Vice-President Saulos Chilima has expressed concern over delayed progress on the K31 billion Nthola-Illola-Ngosi Rice Production Scheme project in Karonga which has this year received just over K100 million.
But Chilima and the Green Belt Authority (GBA), which is championing the project, are hopeful that government will provide about K1 billion in the next fiscal year for the scheme which is expected to be completed in five years.
Speaking after touring the project site yesterday, the Veep said when the project is completed, it could create 14 000 jobs and increase rice production.
The project seeks to develop over 1 000 hectares (ha) of irrigable land and produce 15 000 metric tonnes (MT) of rice annually. The scheme will cost $40 million (about K31.2 billion), comprising $15 million for scheme development and $25 million for the agro- processing facility.
Said Chilima: “The intentions are good, but we need to move fast, we are too slow sometimes. We have to look at the Public Sector Investment Programme [PSIP] component, but the reason we are asking for a full story is that we must also begin to look at alternative sources of financing.
“If we didn’t have it in the PSIP, that’s not the end of story, there are financiers of sorts, people could come in as partners, or indeed if we see that sinking K30 billion in this investment will bring us more, we should be rushing to the bank to borrow money to make this happen.”
He said government remained committed to supporting the project, indicating that the GBA and the Ministry of Economic Planning, Development and Public Sector Reforms will be engaging as the new financial year commences in July.
Said the Veep: “If we were not lucky to find resources locally, let’s see how we can support them. On mega farms, we have been slow due to Covid-19 because some of the people that expressed interest to partner with us have not been able to show up.
“Then there is the fiscal pressure that we are experiencing, but that is still very much on the cards. This country will remain very much agrarian for quite a bit. In the next 12 months, we should be seeing some progress, nothing has been dropped, but we need to pick up better pace.”
Chilima challenged the GBA to provide detailed business information on the project, such as how much proceeds are expected once the K30 billion is injected, and that the five years for the project was too long, asking how much it would take to have it completed in two years.
On his part, GBA director of irrigation operations Eric Chidzungu admitted the slow pace of the project, but said there are processes being followed, such that it has taken them almost three years to complete a feasibility study and detailed design.
He said: “I am happy that the Vice-President has committed that instead of five years, we might look at two years if all these resources are provided.

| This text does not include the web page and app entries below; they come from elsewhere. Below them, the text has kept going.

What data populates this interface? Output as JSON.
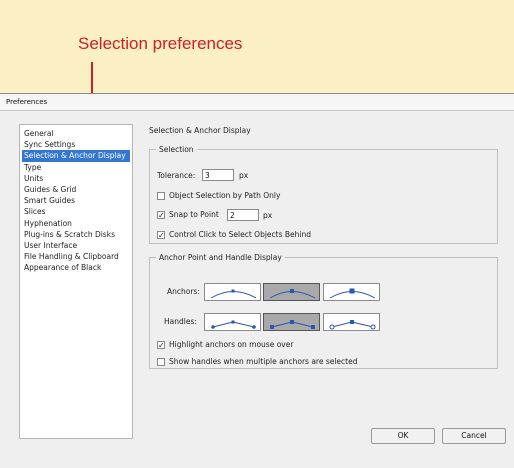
{
  "callout": {
    "text": "Selection preferences"
  },
  "window": {
    "title": "Preferences"
  },
  "sidebar": {
    "items": [
      {
        "label": "General"
      },
      {
        "label": "Sync Settings"
      },
      {
        "label": "Selection & Anchor Display"
      },
      {
        "label": "Type"
      },
      {
        "label": "Units"
      },
      {
        "label": "Guides & Grid"
      },
      {
        "label": "Smart Guides"
      },
      {
        "label": "Slices"
      },
      {
        "label": "Hyphenation"
      },
      {
        "label": "Plug-ins & Scratch Disks"
      },
      {
        "label": "User Interface"
      },
      {
        "label": "File Handling & Clipboard"
      },
      {
        "label": "Appearance of Black"
      }
    ],
    "selected": "Selection & Anchor Display"
  },
  "content": {
    "title": "Selection & Anchor Display",
    "selection": {
      "legend": "Selection",
      "tolerance_label": "Tolerance:",
      "tolerance_value": "3",
      "tolerance_unit": "px",
      "object_by_path_label": "Object Selection by Path Only",
      "object_by_path_checked": false,
      "snap_label": "Snap to Point",
      "snap_checked": true,
      "snap_value": "2",
      "snap_unit": "px",
      "control_click_label": "Control Click to Select Objects Behind",
      "control_click_checked": true
    },
    "anchor": {
      "legend": "Anchor Point and Handle Display",
      "anchors_label": "Anchors:",
      "handles_label": "Handles:",
      "anchors_selected_index": 1,
      "handles_selected_index": 1,
      "highlight_label": "Highlight anchors on mouse over",
      "highlight_checked": true,
      "show_handles_label": "Show handles when multiple anchors are selected",
      "show_handles_checked": false
    }
  },
  "buttons": {
    "ok": "OK",
    "cancel": "Cancel"
  },
  "colors": {
    "callout": "#cc2027",
    "selection": "#3477d1",
    "curve": "#2a57b0"
  }
}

We need about K10 billion for the infrastructure and K20 billion for the processing plant.”
In a separate interview, GBA spokesperson Maganizo Mazeze said the authority would complete construction within two years if K10 billion is provided.
The Nthola-Illola-Ngosi Rice Production Scheme will be located in Traditional Authority Kyungu, where about 14 000 persons in about 2 400 families are expected to be direct beneficiaries.
According to Ministry of Agriculture, rice production in Malawi has been declining since 1975.
Malawi has 600 000 ha that can be used for rice production. If this area was fully utilised, the country could produce at least three million tonnes of rice per annum.